*Your goal*. Each record is to be written out exactly as it appears.

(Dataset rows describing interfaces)
◆ ◆ ◆ ◆ ◆
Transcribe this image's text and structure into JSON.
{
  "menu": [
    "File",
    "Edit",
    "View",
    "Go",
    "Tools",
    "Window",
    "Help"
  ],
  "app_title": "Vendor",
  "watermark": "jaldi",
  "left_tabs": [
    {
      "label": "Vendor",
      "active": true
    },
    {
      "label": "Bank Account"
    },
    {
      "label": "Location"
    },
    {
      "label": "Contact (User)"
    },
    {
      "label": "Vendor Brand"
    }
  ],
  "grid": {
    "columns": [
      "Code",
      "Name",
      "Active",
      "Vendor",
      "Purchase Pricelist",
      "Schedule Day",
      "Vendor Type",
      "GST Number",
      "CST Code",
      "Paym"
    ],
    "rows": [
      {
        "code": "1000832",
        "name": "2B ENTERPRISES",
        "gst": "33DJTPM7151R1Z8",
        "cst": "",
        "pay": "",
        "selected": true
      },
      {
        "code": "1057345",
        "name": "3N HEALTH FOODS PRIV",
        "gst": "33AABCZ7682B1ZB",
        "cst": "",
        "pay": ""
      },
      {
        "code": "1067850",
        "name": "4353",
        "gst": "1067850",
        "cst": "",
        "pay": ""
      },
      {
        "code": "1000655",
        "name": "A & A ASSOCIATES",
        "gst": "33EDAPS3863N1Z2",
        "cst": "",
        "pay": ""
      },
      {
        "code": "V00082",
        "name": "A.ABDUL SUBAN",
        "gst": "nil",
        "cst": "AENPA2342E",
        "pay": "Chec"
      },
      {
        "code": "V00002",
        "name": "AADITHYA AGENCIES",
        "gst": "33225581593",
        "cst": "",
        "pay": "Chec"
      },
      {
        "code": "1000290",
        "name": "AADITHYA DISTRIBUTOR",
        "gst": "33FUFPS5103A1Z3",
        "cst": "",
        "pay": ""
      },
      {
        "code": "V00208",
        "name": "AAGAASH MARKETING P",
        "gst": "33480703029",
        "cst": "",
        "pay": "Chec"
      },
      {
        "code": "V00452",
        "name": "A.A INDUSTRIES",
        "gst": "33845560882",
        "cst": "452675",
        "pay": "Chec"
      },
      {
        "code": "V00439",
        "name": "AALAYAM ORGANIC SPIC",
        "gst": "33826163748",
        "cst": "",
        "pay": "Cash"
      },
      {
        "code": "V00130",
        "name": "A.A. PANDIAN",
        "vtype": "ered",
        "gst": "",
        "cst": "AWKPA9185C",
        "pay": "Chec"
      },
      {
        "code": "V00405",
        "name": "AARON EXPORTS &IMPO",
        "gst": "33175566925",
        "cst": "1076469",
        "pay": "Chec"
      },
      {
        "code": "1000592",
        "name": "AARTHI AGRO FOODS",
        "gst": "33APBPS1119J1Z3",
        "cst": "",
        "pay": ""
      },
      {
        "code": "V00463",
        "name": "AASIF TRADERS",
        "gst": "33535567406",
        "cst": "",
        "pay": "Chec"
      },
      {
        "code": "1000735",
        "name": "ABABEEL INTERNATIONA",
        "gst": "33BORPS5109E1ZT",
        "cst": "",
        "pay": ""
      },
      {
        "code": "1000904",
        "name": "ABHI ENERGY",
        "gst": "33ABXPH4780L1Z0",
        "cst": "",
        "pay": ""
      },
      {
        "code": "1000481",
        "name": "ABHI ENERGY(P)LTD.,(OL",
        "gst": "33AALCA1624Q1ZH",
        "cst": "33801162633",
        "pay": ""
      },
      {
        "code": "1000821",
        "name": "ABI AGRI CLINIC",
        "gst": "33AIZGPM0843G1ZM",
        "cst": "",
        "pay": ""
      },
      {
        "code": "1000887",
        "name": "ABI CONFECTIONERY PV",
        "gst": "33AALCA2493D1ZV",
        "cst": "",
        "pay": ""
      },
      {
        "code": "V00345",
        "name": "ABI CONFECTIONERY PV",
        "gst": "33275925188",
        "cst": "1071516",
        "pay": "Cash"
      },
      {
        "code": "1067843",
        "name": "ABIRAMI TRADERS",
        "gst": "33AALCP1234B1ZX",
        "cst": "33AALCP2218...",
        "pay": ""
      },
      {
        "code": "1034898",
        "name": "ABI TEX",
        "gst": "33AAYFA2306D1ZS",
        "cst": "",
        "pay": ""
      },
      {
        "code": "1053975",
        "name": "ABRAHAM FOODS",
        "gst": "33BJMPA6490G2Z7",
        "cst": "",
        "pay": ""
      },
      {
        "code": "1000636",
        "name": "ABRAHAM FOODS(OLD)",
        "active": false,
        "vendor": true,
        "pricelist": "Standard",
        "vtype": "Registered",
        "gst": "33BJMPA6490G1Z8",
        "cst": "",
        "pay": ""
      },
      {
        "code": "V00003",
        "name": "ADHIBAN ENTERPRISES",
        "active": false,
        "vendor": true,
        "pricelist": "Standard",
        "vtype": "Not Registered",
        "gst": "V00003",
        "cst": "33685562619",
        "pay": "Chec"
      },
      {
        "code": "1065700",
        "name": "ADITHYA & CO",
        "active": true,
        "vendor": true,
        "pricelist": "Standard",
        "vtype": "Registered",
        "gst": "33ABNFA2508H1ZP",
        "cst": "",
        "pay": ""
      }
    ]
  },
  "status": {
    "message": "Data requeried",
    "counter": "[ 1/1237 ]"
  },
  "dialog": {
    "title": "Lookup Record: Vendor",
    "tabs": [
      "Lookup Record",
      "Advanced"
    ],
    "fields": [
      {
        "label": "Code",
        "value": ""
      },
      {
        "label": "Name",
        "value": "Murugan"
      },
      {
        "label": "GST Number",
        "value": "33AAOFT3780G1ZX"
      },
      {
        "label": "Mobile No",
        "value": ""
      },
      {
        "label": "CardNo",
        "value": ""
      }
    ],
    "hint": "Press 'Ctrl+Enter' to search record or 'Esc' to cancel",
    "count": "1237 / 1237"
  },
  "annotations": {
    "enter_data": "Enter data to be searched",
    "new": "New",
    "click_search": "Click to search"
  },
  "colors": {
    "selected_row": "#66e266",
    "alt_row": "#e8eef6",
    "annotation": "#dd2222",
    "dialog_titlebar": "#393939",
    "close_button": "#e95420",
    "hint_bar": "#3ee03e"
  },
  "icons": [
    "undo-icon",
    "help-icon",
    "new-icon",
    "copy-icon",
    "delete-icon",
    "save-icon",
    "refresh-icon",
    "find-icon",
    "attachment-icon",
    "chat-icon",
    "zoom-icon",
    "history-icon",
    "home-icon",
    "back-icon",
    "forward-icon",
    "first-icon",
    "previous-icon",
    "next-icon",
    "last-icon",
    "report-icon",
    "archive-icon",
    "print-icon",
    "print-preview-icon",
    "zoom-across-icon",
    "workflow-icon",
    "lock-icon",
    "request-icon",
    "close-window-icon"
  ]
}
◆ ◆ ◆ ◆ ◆
*Solution to the exercise*.
Transcribe this image's text and structure into JSON.
{
  "menu": [
    "File",
    "Edit",
    "View",
    "Go",
    "Tools",
    "Window",
    "Help"
  ],
  "app_title": "Vendor",
  "watermark": "jaldi",
  "left_tabs": [
    {
      "label": "Vendor",
      "active": true
    },
    {
      "label": "Bank Account"
    },
    {
      "label": "Location"
    },
    {
      "label": "Contact (User)"
    },
    {
      "label": "Vendor Brand"
    }
  ],
  "grid": {
    "columns": [
      "Code",
      "Name",
      "Active",
      "Vendor",
      "Purchase Pricelist",
      "Schedule Day",
      "Vendor Type",
      "GST Number",
      "CST Code",
      "Paym"
    ],
    "rows": [
      {
        "code": "1000832",
        "name": "2B ENTERPRISES",
        "gst": "33DJTPM7151R1Z8",
        "cst": "",
        "pay": "",
        "selected": true
      },
      {
        "code": "1057345",
        "name": "3N HEALTH FOODS PRIV",
        "gst": "33AABCZ7682B1ZB",
        "cst": "",
        "pay": ""
      },
      {
        "code": "1067850",
        "name": "4353",
        "gst": "1067850",
        "cst": "",
        "pay": ""
      },
      {
        "code": "1000655",
        "name": "A & A ASSOCIATES",
        "gst": "33EDAPS3863N1Z2",
        "cst": "",
        "pay": ""
      },
      {
        "code": "V00082",
        "name": "A.ABDUL SUBAN",
        "gst": "nil",
        "cst": "AENPA2342E",
        "pay": "Chec"
      },
      {
        "code": "V00002",
        "name": "AADITHYA AGENCIES",
        "gst": "33225581593",
        "cst": "",
        "pay": "Chec"
      },
      {
        "code": "1000290",
        "name": "AADITHYA DISTRIBUTOR",
        "gst": "33FUFPS5103A1Z3",
        "cst": "",
        "pay": ""
      },
      {
        "code": "V00208",
        "name": "AAGAASH MARKETING P",
        "gst": "33480703029",
        "cst": "",
        "pay": "Chec"
      },
      {
        "code": "V00452",
        "name": "A.A INDUSTRIES",
        "gst": "33845560882",
        "cst": "452675",
        "pay": "Chec"
      },
      {
        "code": "V00439",
        "name": "AALAYAM ORGANIC SPIC",
        "gst": "33826163748",
        "cst": "",
        "pay": "Cash"
      },
      {
        "code": "V00130",
        "name": "A.A. PANDIAN",
        "vtype": "ered",
        "gst": "",
        "cst": "AWKPA9185C",
        "pay": "Chec"
      },
      {
        "code": "V00405",
        "name": "AARON EXPORTS &IMPO",
        "gst": "33175566925",
        "cst": "1076469",
        "pay": "Chec"
      },
      {
        "code": "1000592",
        "name": "AARTHI AGRO FOODS",
        "gst": "33APBPS1119J1Z3",
        "cst": "",
        "pay": ""
      },
      {
        "code": "V00463",
        "name": "AASIF TRADERS",
        "gst": "33535567406",
        "cst": "",
        "pay": "Chec"
      },
      {
        "code": "1000735",
        "name": "ABABEEL INTERNATIONA",
        "gst": "33BORPS5109E1ZT",
        "cst": "",
        "pay": ""
      },
      {
        "code": "1000904",
        "name": "ABHI ENERGY",
        "gst": "33ABXPH4780L1Z0",
        "cst": "",
        "pay": ""
      },
      {
        "code": "1000481",
        "name": "ABHI ENERGY(P)LTD.,(OL",
        "gst": "33AALCA1624Q1ZH",
        "cst": "33801162633",
        "pay": ""
      },
      {
        "code": "1000821",
        "name": "ABI AGRI CLINIC",
        "gst": "33AIZGPM0843G1ZM",
        "cst": "",
        "pay": ""
      },
      {
        "code": "1000887",
        "name": "ABI CONFECTIONERY PV",
        "gst": "33AALCA2493D1ZV",
        "cst": "",
        "pay": ""
      },
      {
        "code": "V00345",
        "name": "ABI CONFECTIONERY PV",
        "gst": "33275925188",
        "cst": "1071516",
        "pay": "Cash"
      },
      {
        "code": "1067843",
        "name": "ABIRAMI TRADERS",
        "gst": "33AALCP1234B1ZX",
        "cst": "33AALCP2218...",
        "pay": ""
      },
      {
        "code": "1034898",
        "name": "ABI TEX",
        "gst": "33AAYFA2306D1ZS",
        "cst": "",
        "pay": ""
      },
      {
        "code": "1053975",
        "name": "ABRAHAM FOODS",
        "gst": "33BJMPA6490G2Z7",
        "cst": "",
        "pay": ""
      },
      {
        "code": "1000636",
        "name": "ABRAHAM FOODS(OLD)",
        "active": false,
        "vendor": true,
        "pricelist": "Standard",
        "vtype": "Registered",
        "gst": "33BJMPA6490G1Z8",
        "cst": "",
        "pay": ""
      },
      {
        "code": "V00003",
        "name": "ADHIBAN ENTERPRISES",
        "active": false,
        "vendor": true,
        "pricelist": "Standard",
        "vtype": "Not Registered",
        "gst": "V00003",
        "cst": "33685562619",
        "pay": "Chec"
      },
      {
        "code": "1065700",
        "name": "ADITHYA & CO",
        "active": true,
        "vendor": true,
        "pricelist": "Standard",
        "vtype": "Registered",
        "gst": "33ABNFA2508H1ZP",
        "cst": "",
        "pay": ""
      }
    ]
  },
  "status": {
    "message": "Data requeried",
    "counter": "[ 1/1237 ]"
  },
  "dialog": {
    "title": "Lookup Record: Vendor",
    "tabs": [
      "Lookup Record",
      "Advanced"
    ],
    "fields": [
      {
        "label": "Code",
        "value": ""
      },
      {
        "label": "Name",
        "value": "Murugan"
      },
      {
        "label": "GST Number",
        "value": "33AAOFT3780G1ZX"
      },
      {
        "label": "Mobile No",
        "value": ""
      },
      {
        "label": "CardNo",
        "value": ""
      }
    ],
    "hint": "Press 'Ctrl+Enter' to search record or 'Esc' to cancel",
    "count": "1237 / 1237"
  },
  "annotations": {
    "enter_data": "Enter data to be searched",
    "new": "New",
    "click_search": "Click to search"
  },
  "colors": {
    "selected_row": "#66e266",
    "alt_row": "#e8eef6",
    "annotation": "#dd2222",
    "dialog_titlebar": "#393939",
    "close_button": "#e95420",
    "hint_bar": "#3ee03e"
  },
  "icons": [
    "undo-icon",
    "help-icon",
    "new-icon",
    "copy-icon",
    "delete-icon",
    "save-icon",
    "refresh-icon",
    "find-icon",
    "attachment-icon",
    "chat-icon",
    "zoom-icon",
    "history-icon",
    "home-icon",
    "back-icon",
    "forward-icon",
    "first-icon",
    "previous-icon",
    "next-icon",
    "last-icon",
    "report-icon",
    "archive-icon",
    "print-icon",
    "print-preview-icon",
    "zoom-across-icon",
    "workflow-icon",
    "lock-icon",
    "request-icon",
    "close-window-icon"
  ]
}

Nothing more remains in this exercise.